Compile Errors - MSDN, Compiling NormInv2.cpp. C:\Testing\NormInv2\NormInv2.cpp(23) : error C2065: 'M_PI' : undeclared identifier Marked as answer by Wesley Yao Monday, March 29, 2010 3:51 AM. Monday, March 22, 2010 6:07 PM. Reply. CopyFile flagged as undeclared identifier. Ask Question Asked 4 years, 8 months ago. Active 4 years, 8 months ago. Viewed 2k times 2. Created a Copy Function and when

M_PI works with math.h but not with cmath in Visual Studio, M_PI works with math.h but not with cmath in Visual Studio - c++. #include <​cmath> it fails with error C2065: 'M_PI' : undeclared identifier Is it normal? eigenViewMatrix = Map<Matrix4f>(viewMatrix, 4, 4); I guess there is a flag to add, but I  Problem. With these premises, if I aim to update for example icub-main/ctrlLib to the use of cmath along with _USE_MATH_DEFINES (removing thus the explicit definition of M_PI), I will then easily get the library compiled, but this change will cause very likely errors while compiling code depending on ctrlLib, unless I'll put the same directive add_definitions(-D_USE_MATH_DEFINES) in the

VS2017 'M_PI': undeclared identifier [duplicate] - c++ - android, VS2017 'M_PI': undeclared identifier [duplicate] - c++. I am using MFC as shared dll, I am compiling with /MDd and checked that -D_MT flag is on. (I am also  patrikhuber changed the title Compiling the example fails on Windows because of M_PI Compiling the example fails on VS2015 because of M_PI May 3, 2017 This comment has been minimized. Sign in to view

Math constants for C++ – Code Yarns 👨‍💻, This results in code which uses such constants, say M_PI in throwing errors 1. C:\Foobar.cpp(42): error C2065: 'M_PI' : undeclared identifier  M_PI flagged as undeclared identifier. 0. Identifier not found and undeclared identifier. Hot Network Questions Why were most PC's and electronics beige back in the

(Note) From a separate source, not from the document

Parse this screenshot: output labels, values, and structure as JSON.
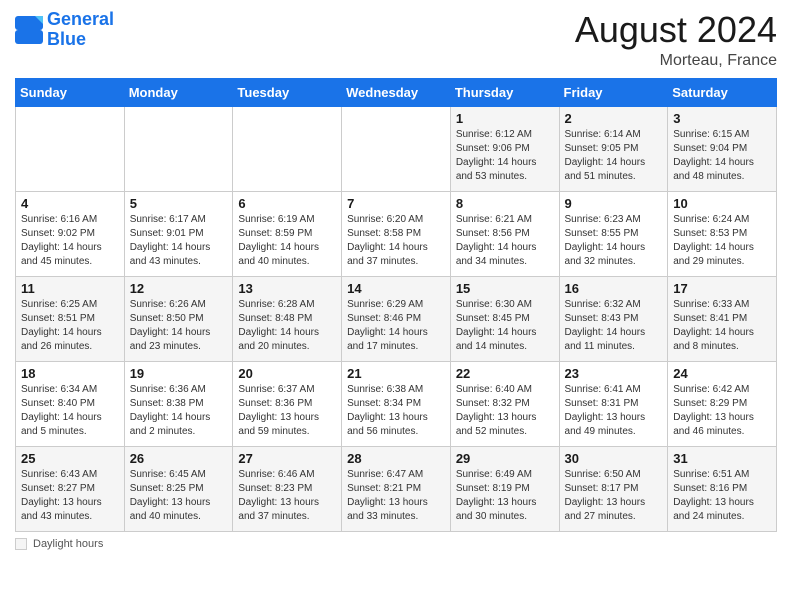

Comments
  • M_PI is not actually part of the standard, so no guarantee that it's been defined in math.h
  • And please please improve your title.
  • @OJFord Done, long back i.e. :)
  • i am using Visual Studio 2013 this is why that is not running right? is it running in g++ ?
  • Dear Eunsu,if you go inside the head file <math.h> inside "Exsternal Dependencies" of Visual Studio 2013, you can see that this is part of the code: '#if defined (_USE_MATH_DEFINES) && !defined (_MATH_DEFINES_DEFINED) /* **** / #define M_PI 3.14159265358979323846 / **** */ #endif' If you want to use this #define M_PI you MUST define _USE_MATH_DEFINES with an #define. This is the reason!
  • It makes sense but doesn't work for me... I am using VS 2015 Community...
  • Thank you so much! I know this is an old post, but I would like to know why that works. I am new to C++.
  • C++ headers have macros, includes, variables, functions and classes -- declared, defined or both. Now depending on a few flags (lookup conditional compilation) the pre-processor includes / excludes them. Strictly speaking, the C++ standard doesn't mandate M_PI and hence GCC's header defaults to not including its definition. If someone needs it, they've to ask for it by undefining the guard that excludes it i.e. __STRICT_ANSI__. You can search your compiler's math.h (original C header of cmath) for M_PI and you'd see the guards surrounding it. Hope that answers your question.
  • Worked for me under Win10 + Msys2 Portable.